◆ **Problem statement**:
What must be handed in is the entire listing, exactly as written, with no pictures.

◆ **Dataset records**:
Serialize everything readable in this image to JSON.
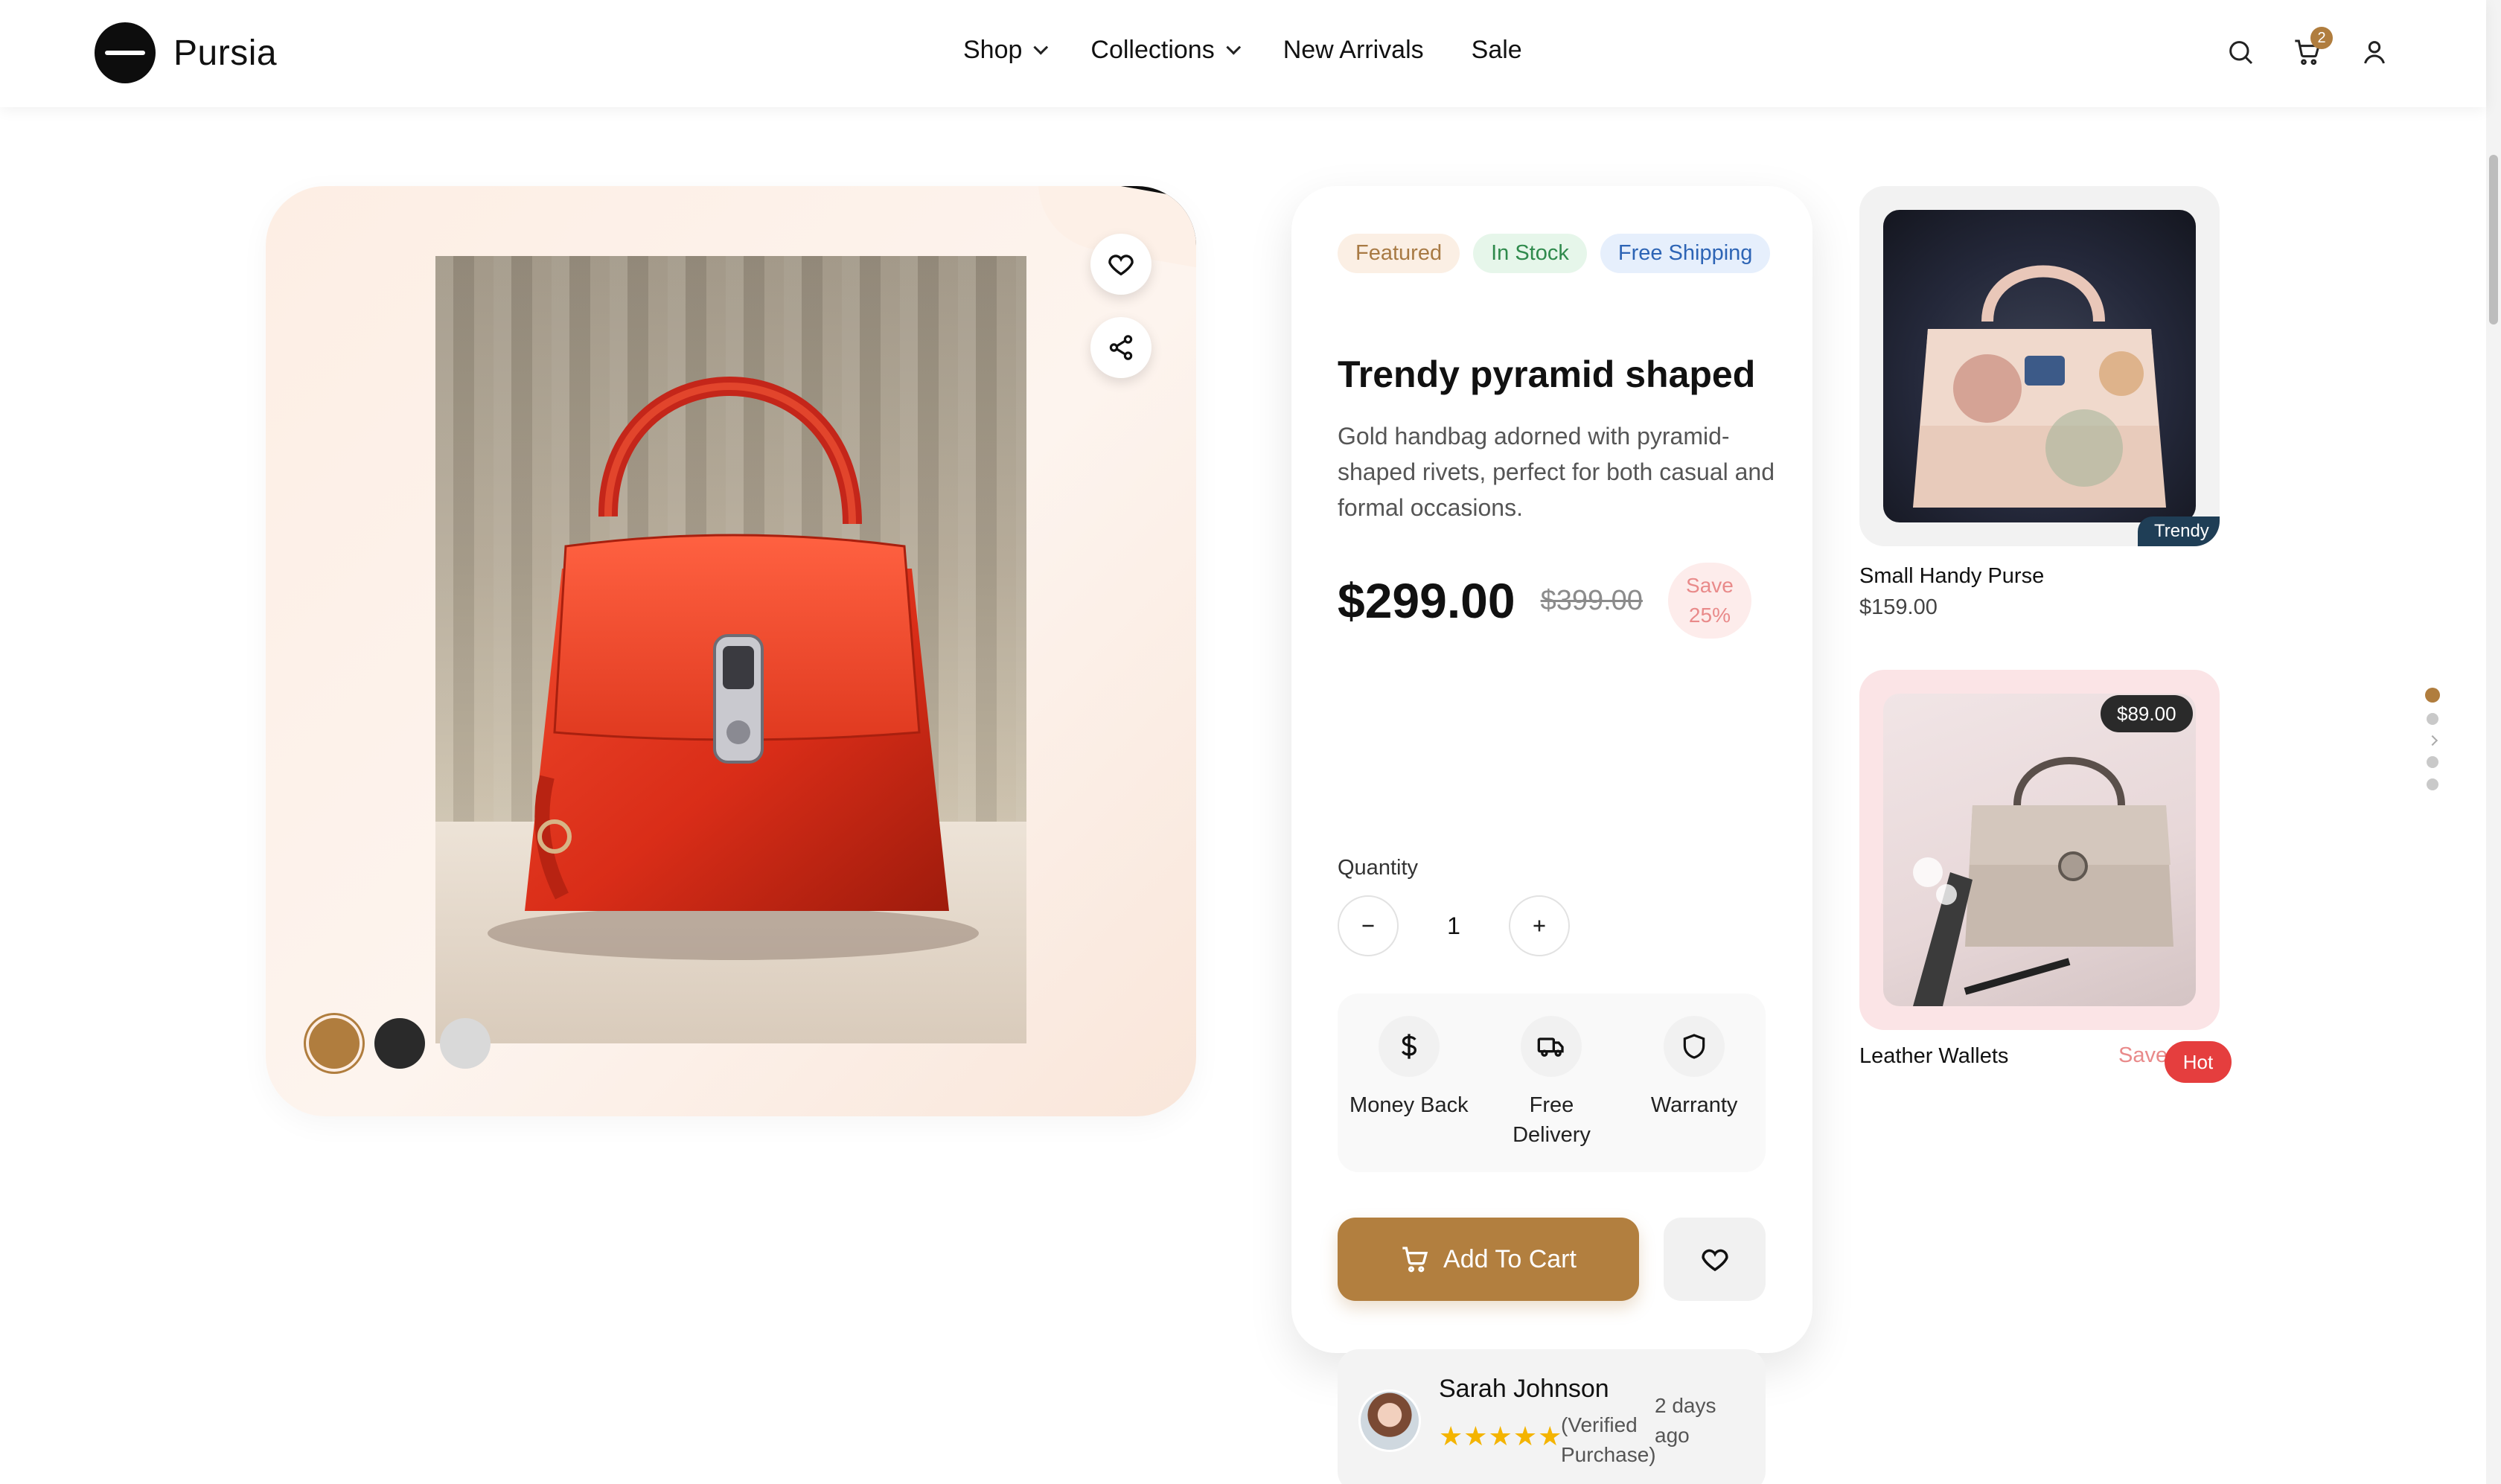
{
  "brand": {
    "name": "Pursia"
  },
  "nav": [
    {
      "label": "Shop",
      "dropdown": true
    },
    {
      "label": "Collections",
      "dropdown": true
    },
    {
      "label": "New Arrivals",
      "dropdown": false
    },
    {
      "label": "Sale",
      "dropdown": false
    }
  ],
  "header_icons": {
    "search": "search-icon",
    "cart": "cart-icon",
    "cart_count": "2",
    "account": "user-icon"
  },
  "gallery": {
    "actions": [
      "heart-icon",
      "share-icon"
    ],
    "swatches": [
      {
        "color": "#b07d3e",
        "active": true
      },
      {
        "color": "#2a2a2a",
        "active": false
      },
      {
        "color": "#d9d9d9",
        "active": false
      }
    ]
  },
  "product": {
    "tags": [
      "Featured",
      "In Stock",
      "Free Shipping"
    ],
    "title": "Trendy pyramid shaped",
    "description": "Gold handbag adorned with pyramid-shaped rivets, perfect for both casual and formal occasions.",
    "price": "$299.00",
    "old_price": "$399.00",
    "save": "Save 25%",
    "quantity_label": "Quantity",
    "quantity": "1",
    "features": [
      {
        "icon": "dollar-icon",
        "label": "Money Back"
      },
      {
        "icon": "truck-icon",
        "label": "Free Delivery"
      },
      {
        "icon": "shield-icon",
        "label": "Warranty"
      }
    ],
    "add_to_cart": "Add To Cart"
  },
  "review": {
    "name": "Sarah Johnson",
    "stars": "★★★★★",
    "verified": "(Verified Purchase)",
    "time": "2 days ago"
  },
  "related": [
    {
      "name": "Small Handy Purse",
      "price": "$159.00",
      "badge": "Trendy"
    },
    {
      "name": "Leather Wallets",
      "price_tag": "$89.00",
      "save": "Save",
      "badge": "Hot"
    }
  ],
  "colors": {
    "accent": "#b07d3e",
    "hot": "#e53e3e",
    "trendy": "#1f3e56"
  }
}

◆ **Solution to the problem**:
Serialize everything readable in this image to JSON.
{
  "brand": {
    "name": "Pursia"
  },
  "nav": [
    {
      "label": "Shop",
      "dropdown": true
    },
    {
      "label": "Collections",
      "dropdown": true
    },
    {
      "label": "New Arrivals",
      "dropdown": false
    },
    {
      "label": "Sale",
      "dropdown": false
    }
  ],
  "header_icons": {
    "search": "search-icon",
    "cart": "cart-icon",
    "cart_count": "2",
    "account": "user-icon"
  },
  "gallery": {
    "actions": [
      "heart-icon",
      "share-icon"
    ],
    "swatches": [
      {
        "color": "#b07d3e",
        "active": true
      },
      {
        "color": "#2a2a2a",
        "active": false
      },
      {
        "color": "#d9d9d9",
        "active": false
      }
    ]
  },
  "product": {
    "tags": [
      "Featured",
      "In Stock",
      "Free Shipping"
    ],
    "title": "Trendy pyramid shaped",
    "description": "Gold handbag adorned with pyramid-shaped rivets, perfect for both casual and formal occasions.",
    "price": "$299.00",
    "old_price": "$399.00",
    "save": "Save 25%",
    "quantity_label": "Quantity",
    "quantity": "1",
    "features": [
      {
        "icon": "dollar-icon",
        "label": "Money Back"
      },
      {
        "icon": "truck-icon",
        "label": "Free Delivery"
      },
      {
        "icon": "shield-icon",
        "label": "Warranty"
      }
    ],
    "add_to_cart": "Add To Cart"
  },
  "review": {
    "name": "Sarah Johnson",
    "stars": "★★★★★",
    "verified": "(Verified Purchase)",
    "time": "2 days ago"
  },
  "related": [
    {
      "name": "Small Handy Purse",
      "price": "$159.00",
      "badge": "Trendy"
    },
    {
      "name": "Leather Wallets",
      "price_tag": "$89.00",
      "save": "Save",
      "badge": "Hot"
    }
  ],
  "colors": {
    "accent": "#b07d3e",
    "hot": "#e53e3e",
    "trendy": "#1f3e56"
  }
}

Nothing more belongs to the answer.